The coronavirus pandemic confronted the managers of Jamaica’s open and narrow economy with decisions similar to those faced by other governments – how to protect public health while preventing the economy from imploding.
The dilemma was clear in March to May with slowly rising confirmed cases of the pandemic, closed hotels, desolate beaches, nightly curfews, a slowdown in commercial and industrial activity and projections of a severe contraction in the economy. Continued uncertainty about the extent to which the virus can be controlled has made foolhardy any projections about the state of the post-covid economy. The island has had 864 confirmed cases up to the end of July, of which 10 have died, the health ministry said. Eighty-four of these cases are active.
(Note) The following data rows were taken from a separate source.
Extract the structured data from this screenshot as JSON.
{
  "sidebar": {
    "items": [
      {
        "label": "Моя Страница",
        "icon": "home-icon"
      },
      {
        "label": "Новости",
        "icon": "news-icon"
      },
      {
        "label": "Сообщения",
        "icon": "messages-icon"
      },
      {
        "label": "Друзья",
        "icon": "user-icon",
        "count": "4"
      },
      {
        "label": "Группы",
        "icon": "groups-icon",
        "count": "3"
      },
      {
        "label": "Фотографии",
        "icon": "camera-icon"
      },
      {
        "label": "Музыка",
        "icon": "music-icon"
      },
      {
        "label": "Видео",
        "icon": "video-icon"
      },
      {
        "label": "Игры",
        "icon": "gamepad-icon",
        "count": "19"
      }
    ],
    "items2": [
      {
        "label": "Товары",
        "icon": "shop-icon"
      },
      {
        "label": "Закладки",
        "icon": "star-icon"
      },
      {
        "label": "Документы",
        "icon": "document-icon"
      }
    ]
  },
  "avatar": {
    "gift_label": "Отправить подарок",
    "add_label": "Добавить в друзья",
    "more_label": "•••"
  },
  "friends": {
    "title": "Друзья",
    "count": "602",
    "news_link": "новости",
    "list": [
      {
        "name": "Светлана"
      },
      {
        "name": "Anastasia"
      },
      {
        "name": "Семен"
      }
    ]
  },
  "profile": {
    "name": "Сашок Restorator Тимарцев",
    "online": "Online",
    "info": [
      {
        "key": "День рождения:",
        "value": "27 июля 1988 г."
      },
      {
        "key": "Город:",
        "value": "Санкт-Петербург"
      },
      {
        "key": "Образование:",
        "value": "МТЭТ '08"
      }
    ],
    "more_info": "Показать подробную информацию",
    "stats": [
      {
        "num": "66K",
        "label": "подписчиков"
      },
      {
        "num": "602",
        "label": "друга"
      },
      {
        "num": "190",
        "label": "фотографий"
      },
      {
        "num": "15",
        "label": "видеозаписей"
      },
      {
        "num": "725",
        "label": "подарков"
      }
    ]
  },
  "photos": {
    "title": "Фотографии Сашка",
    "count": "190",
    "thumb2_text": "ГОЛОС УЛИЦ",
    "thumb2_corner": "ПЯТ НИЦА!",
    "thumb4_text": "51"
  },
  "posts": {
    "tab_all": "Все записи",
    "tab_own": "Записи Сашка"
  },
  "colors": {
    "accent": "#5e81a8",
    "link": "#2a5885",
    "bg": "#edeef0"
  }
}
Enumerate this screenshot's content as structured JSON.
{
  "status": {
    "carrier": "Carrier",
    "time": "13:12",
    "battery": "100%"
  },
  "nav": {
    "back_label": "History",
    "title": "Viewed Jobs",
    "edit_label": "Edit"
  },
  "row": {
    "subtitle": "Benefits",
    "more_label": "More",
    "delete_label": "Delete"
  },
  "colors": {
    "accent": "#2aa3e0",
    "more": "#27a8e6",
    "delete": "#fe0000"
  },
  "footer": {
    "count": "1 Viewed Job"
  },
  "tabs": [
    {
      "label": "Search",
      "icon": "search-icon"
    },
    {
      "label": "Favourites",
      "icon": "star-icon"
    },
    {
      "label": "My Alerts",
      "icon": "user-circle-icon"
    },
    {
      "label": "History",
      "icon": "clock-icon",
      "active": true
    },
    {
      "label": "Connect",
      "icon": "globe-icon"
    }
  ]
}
The effective shutdown of the country had an immediate impact on the two main sources of foreign currency – tourism and remittances – that account for a third of the economy.